**Exercise prompt**
Give the listing again character for character, but drop the images.

**Input for this task**
=====

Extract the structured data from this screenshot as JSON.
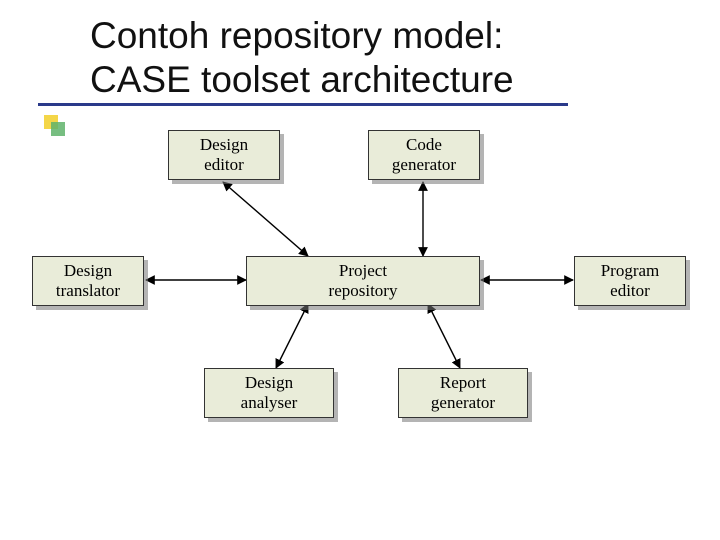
{
  "title_line1": "Contoh repository model:",
  "title_line2": "CASE toolset architecture",
  "nodes": {
    "design_editor": "Design\neditor",
    "code_generator": "Code\ngenerator",
    "design_translator": "Design\ntranslator",
    "project_repository": "Project\nrepository",
    "program_editor": "Program\neditor",
    "design_analyser": "Design\nanalyser",
    "report_generator": "Report\ngenerator"
  },
  "colors": {
    "underline": "#2a3a8a",
    "node_fill": "#e9ecd9"
  }
}
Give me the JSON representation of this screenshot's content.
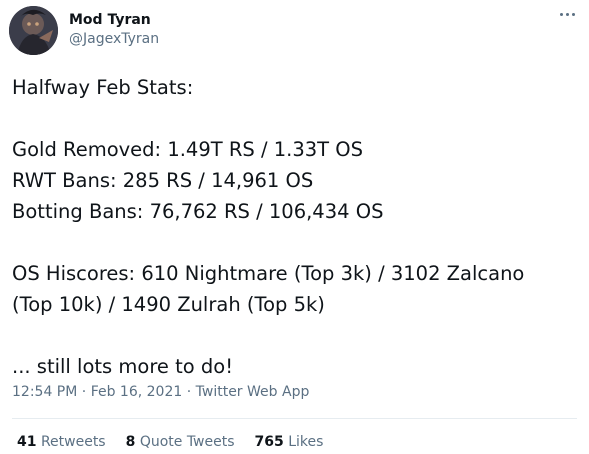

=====

**Your response**
Extract the structured data from this screenshot as JSON.
{
  "title_line1": "Contoh repository model:",
  "title_line2": "CASE toolset architecture",
  "nodes": {
    "design_editor": "Design\neditor",
    "code_generator": "Code\ngenerator",
    "design_translator": "Design\ntranslator",
    "project_repository": "Project\nrepository",
    "program_editor": "Program\neditor",
    "design_analyser": "Design\nanalyser",
    "report_generator": "Report\ngenerator"
  },
  "colors": {
    "underline": "#2a3a8a",
    "node_fill": "#e9ecd9"
  }
}
Give me the JSON representation of this screenshot's content.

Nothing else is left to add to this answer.